[Excerpts from an interface dataset]
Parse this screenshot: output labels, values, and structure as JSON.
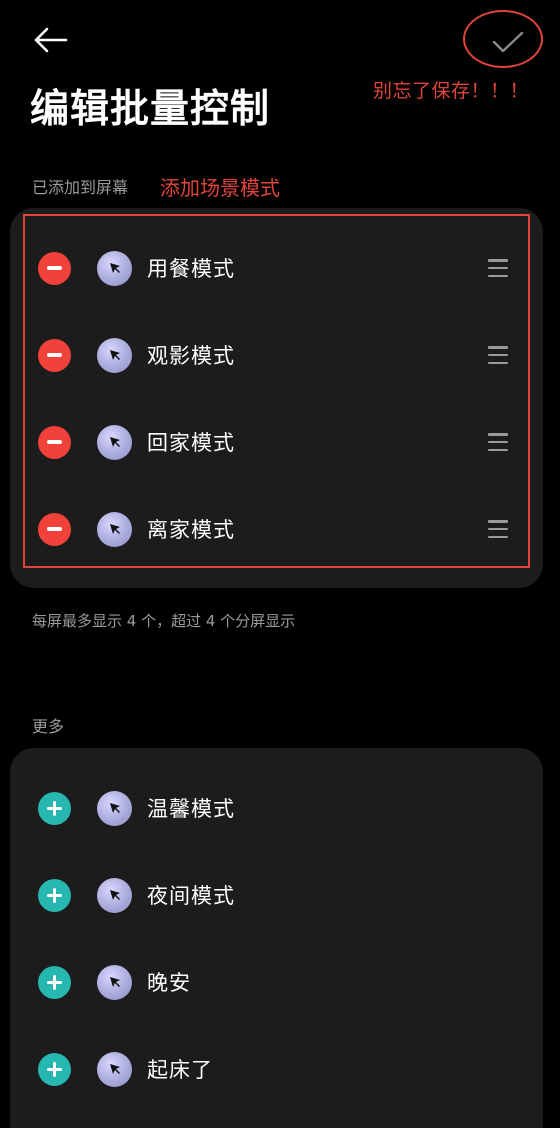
{
  "header": {
    "back_icon": "arrow-left-icon",
    "save_icon": "checkmark-icon",
    "title": "编辑批量控制"
  },
  "annotations": {
    "save_reminder": "别忘了保存！！！",
    "add_scene_note": "添加场景模式",
    "accent_color": "#e0443a"
  },
  "added_section": {
    "label": "已添加到屏幕",
    "items": [
      {
        "label": "用餐模式",
        "action_icon": "remove-icon",
        "scene_icon": "cursor-arrow-icon",
        "handle_icon": "drag-handle-icon"
      },
      {
        "label": "观影模式",
        "action_icon": "remove-icon",
        "scene_icon": "cursor-arrow-icon",
        "handle_icon": "drag-handle-icon"
      },
      {
        "label": "回家模式",
        "action_icon": "remove-icon",
        "scene_icon": "cursor-arrow-icon",
        "handle_icon": "drag-handle-icon"
      },
      {
        "label": "离家模式",
        "action_icon": "remove-icon",
        "scene_icon": "cursor-arrow-icon",
        "handle_icon": "drag-handle-icon"
      }
    ],
    "hint": "每屏最多显示 4 个，超过 4 个分屏显示"
  },
  "more_section": {
    "label": "更多",
    "items": [
      {
        "label": "温馨模式",
        "action_icon": "add-icon",
        "scene_icon": "cursor-arrow-icon"
      },
      {
        "label": "夜间模式",
        "action_icon": "add-icon",
        "scene_icon": "cursor-arrow-icon"
      },
      {
        "label": "晚安",
        "action_icon": "add-icon",
        "scene_icon": "cursor-arrow-icon"
      },
      {
        "label": "起床了",
        "action_icon": "add-icon",
        "scene_icon": "cursor-arrow-icon"
      }
    ]
  },
  "colors": {
    "background": "#000000",
    "card": "#1c1c1c",
    "remove": "#f0413a",
    "add": "#26b7b0",
    "secondary_text": "#9a9a9a"
  }
}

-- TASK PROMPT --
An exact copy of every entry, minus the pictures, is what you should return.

-- OUTPUT OF THE TASK --
Parse this screenshot: output labels, values, and structure as JSON.
{
  "header": {
    "back_icon": "arrow-left-icon",
    "save_icon": "checkmark-icon",
    "title": "编辑批量控制"
  },
  "annotations": {
    "save_reminder": "别忘了保存！！！",
    "add_scene_note": "添加场景模式",
    "accent_color": "#e0443a"
  },
  "added_section": {
    "label": "已添加到屏幕",
    "items": [
      {
        "label": "用餐模式",
        "action_icon": "remove-icon",
        "scene_icon": "cursor-arrow-icon",
        "handle_icon": "drag-handle-icon"
      },
      {
        "label": "观影模式",
        "action_icon": "remove-icon",
        "scene_icon": "cursor-arrow-icon",
        "handle_icon": "drag-handle-icon"
      },
      {
        "label": "回家模式",
        "action_icon": "remove-icon",
        "scene_icon": "cursor-arrow-icon",
        "handle_icon": "drag-handle-icon"
      },
      {
        "label": "离家模式",
        "action_icon": "remove-icon",
        "scene_icon": "cursor-arrow-icon",
        "handle_icon": "drag-handle-icon"
      }
    ],
    "hint": "每屏最多显示 4 个，超过 4 个分屏显示"
  },
  "more_section": {
    "label": "更多",
    "items": [
      {
        "label": "温馨模式",
        "action_icon": "add-icon",
        "scene_icon": "cursor-arrow-icon"
      },
      {
        "label": "夜间模式",
        "action_icon": "add-icon",
        "scene_icon": "cursor-arrow-icon"
      },
      {
        "label": "晚安",
        "action_icon": "add-icon",
        "scene_icon": "cursor-arrow-icon"
      },
      {
        "label": "起床了",
        "action_icon": "add-icon",
        "scene_icon": "cursor-arrow-icon"
      }
    ]
  },
  "colors": {
    "background": "#000000",
    "card": "#1c1c1c",
    "remove": "#f0413a",
    "add": "#26b7b0",
    "secondary_text": "#9a9a9a"
  }
}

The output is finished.